++++ Supplied entries
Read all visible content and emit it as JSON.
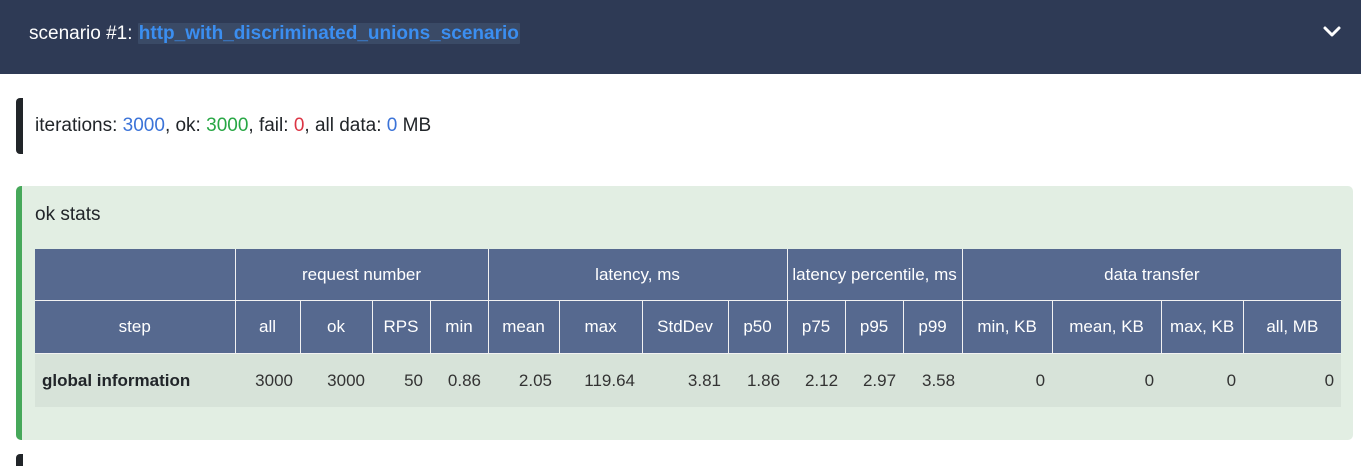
{
  "header": {
    "scenario_label": "scenario #1: ",
    "scenario_name": "http_with_discriminated_unions_scenario",
    "toggle_icon": "chevron-down-icon"
  },
  "summary": {
    "iterations_label": "iterations: ",
    "iterations": "3000",
    "ok_label": ", ok: ",
    "ok": "3000",
    "fail_label": ", fail: ",
    "fail": "0",
    "data_label": ", all data: ",
    "data": "0",
    "data_unit": " MB"
  },
  "ok_stats": {
    "title": "ok stats",
    "group_headers": [
      "request number",
      "latency, ms",
      "latency percentile, ms",
      "data transfer"
    ],
    "columns": [
      "step",
      "all",
      "ok",
      "RPS",
      "min",
      "mean",
      "max",
      "StdDev",
      "p50",
      "p75",
      "p95",
      "p99",
      "min, KB",
      "mean, KB",
      "max, KB",
      "all, MB"
    ],
    "rows": [
      [
        "global information",
        "3000",
        "3000",
        "50",
        "0.86",
        "2.05",
        "119.64",
        "3.81",
        "1.86",
        "2.12",
        "2.97",
        "3.58",
        "0",
        "0",
        "0",
        "0"
      ]
    ]
  },
  "colors": {
    "header_bg": "#2e3a55",
    "accent_blue": "#3b8ef0",
    "ok_green": "#28a745",
    "fail_red": "#dc3545",
    "ok_box_bg": "#e2eee3",
    "table_header_bg": "#56698f"
  }
}
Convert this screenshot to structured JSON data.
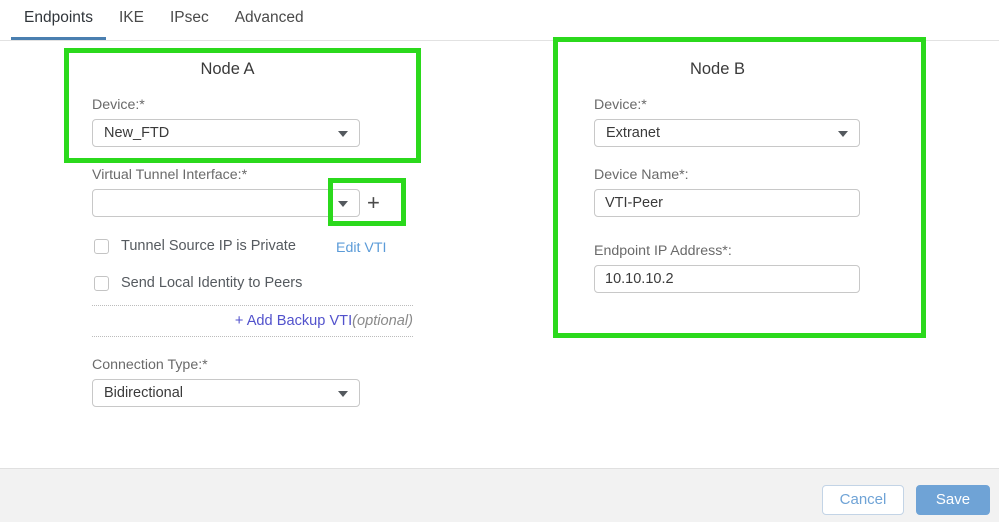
{
  "tabs": [
    {
      "label": "Endpoints",
      "active": true
    },
    {
      "label": "IKE",
      "active": false
    },
    {
      "label": "IPsec",
      "active": false
    },
    {
      "label": "Advanced",
      "active": false
    }
  ],
  "node_a": {
    "title": "Node A",
    "device_label": "Device:*",
    "device_value": "New_FTD",
    "vti_label": "Virtual Tunnel Interface:*",
    "vti_value": "",
    "add_vti_icon": "plus-icon",
    "checkbox_tunnel_source": "Tunnel Source IP is Private",
    "checkbox_send_identity": "Send Local Identity to Peers",
    "edit_vti_link": "Edit VTI",
    "add_backup_vti_link": "+ Add Backup VTI",
    "add_backup_vti_optional": "(optional)",
    "connection_type_label": "Connection Type:*",
    "connection_type_value": "Bidirectional"
  },
  "node_b": {
    "title": "Node B",
    "device_label": "Device:*",
    "device_value": "Extranet",
    "device_name_label": "Device Name*:",
    "device_name_value": "VTI-Peer",
    "endpoint_ip_label": "Endpoint IP Address*:",
    "endpoint_ip_value": "10.10.10.2"
  },
  "footer": {
    "cancel_label": "Cancel",
    "save_label": "Save"
  },
  "colors": {
    "annotation_green": "#2bd91c",
    "active_tab_underline": "#4a7fb0",
    "link_blue": "#5b9bd8",
    "backup_link_purple": "#5252cc",
    "save_button_blue": "#6fa3d6",
    "footer_background": "#f2f2f2"
  }
}
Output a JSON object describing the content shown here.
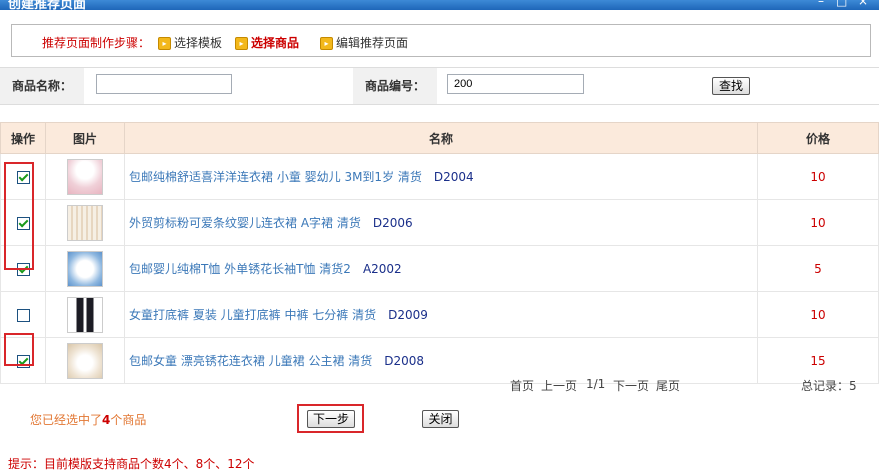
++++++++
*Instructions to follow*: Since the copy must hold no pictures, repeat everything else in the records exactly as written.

*Task solution*:
Read all visible content and emit it as JSON.
{
  "header": {
    "scenario_label": "scenario #1: ",
    "scenario_name": "http_with_discriminated_unions_scenario",
    "toggle_icon": "chevron-down-icon"
  },
  "summary": {
    "iterations_label": "iterations: ",
    "iterations": "3000",
    "ok_label": ", ok: ",
    "ok": "3000",
    "fail_label": ", fail: ",
    "fail": "0",
    "data_label": ", all data: ",
    "data": "0",
    "data_unit": " MB"
  },
  "ok_stats": {
    "title": "ok stats",
    "group_headers": [
      "request number",
      "latency, ms",
      "latency percentile, ms",
      "data transfer"
    ],
    "columns": [
      "step",
      "all",
      "ok",
      "RPS",
      "min",
      "mean",
      "max",
      "StdDev",
      "p50",
      "p75",
      "p95",
      "p99",
      "min, KB",
      "mean, KB",
      "max, KB",
      "all, MB"
    ],
    "rows": [
      [
        "global information",
        "3000",
        "3000",
        "50",
        "0.86",
        "2.05",
        "119.64",
        "3.81",
        "1.86",
        "2.12",
        "2.97",
        "3.58",
        "0",
        "0",
        "0",
        "0"
      ]
    ]
  },
  "colors": {
    "header_bg": "#2e3a55",
    "accent_blue": "#3b8ef0",
    "ok_green": "#28a745",
    "fail_red": "#dc3545",
    "ok_box_bg": "#e2eee3",
    "table_header_bg": "#56698f"
  }
}
Convert this screenshot to structured JSON data.
{
  "tabs": [
    {
      "label": "Endpoints",
      "active": true
    },
    {
      "label": "IKE",
      "active": false
    },
    {
      "label": "IPsec",
      "active": false
    },
    {
      "label": "Advanced",
      "active": false
    }
  ],
  "node_a": {
    "title": "Node A",
    "device_label": "Device:*",
    "device_value": "New_FTD",
    "vti_label": "Virtual Tunnel Interface:*",
    "vti_value": "",
    "add_vti_icon": "plus-icon",
    "checkbox_tunnel_source": "Tunnel Source IP is Private",
    "checkbox_send_identity": "Send Local Identity to Peers",
    "edit_vti_link": "Edit VTI",
    "add_backup_vti_link": "+ Add Backup VTI",
    "add_backup_vti_optional": "(optional)",
    "connection_type_label": "Connection Type:*",
    "connection_type_value": "Bidirectional"
  },
  "node_b": {
    "title": "Node B",
    "device_label": "Device:*",
    "device_value": "Extranet",
    "device_name_label": "Device Name*:",
    "device_name_value": "VTI-Peer",
    "endpoint_ip_label": "Endpoint IP Address*:",
    "endpoint_ip_value": "10.10.10.2"
  },
  "footer": {
    "cancel_label": "Cancel",
    "save_label": "Save"
  },
  "colors": {
    "annotation_green": "#2bd91c",
    "active_tab_underline": "#4a7fb0",
    "link_blue": "#5b9bd8",
    "backup_link_purple": "#5252cc",
    "save_button_blue": "#6fa3d6",
    "footer_background": "#f2f2f2"
  }
}
Output a JSON object describing the content shown here.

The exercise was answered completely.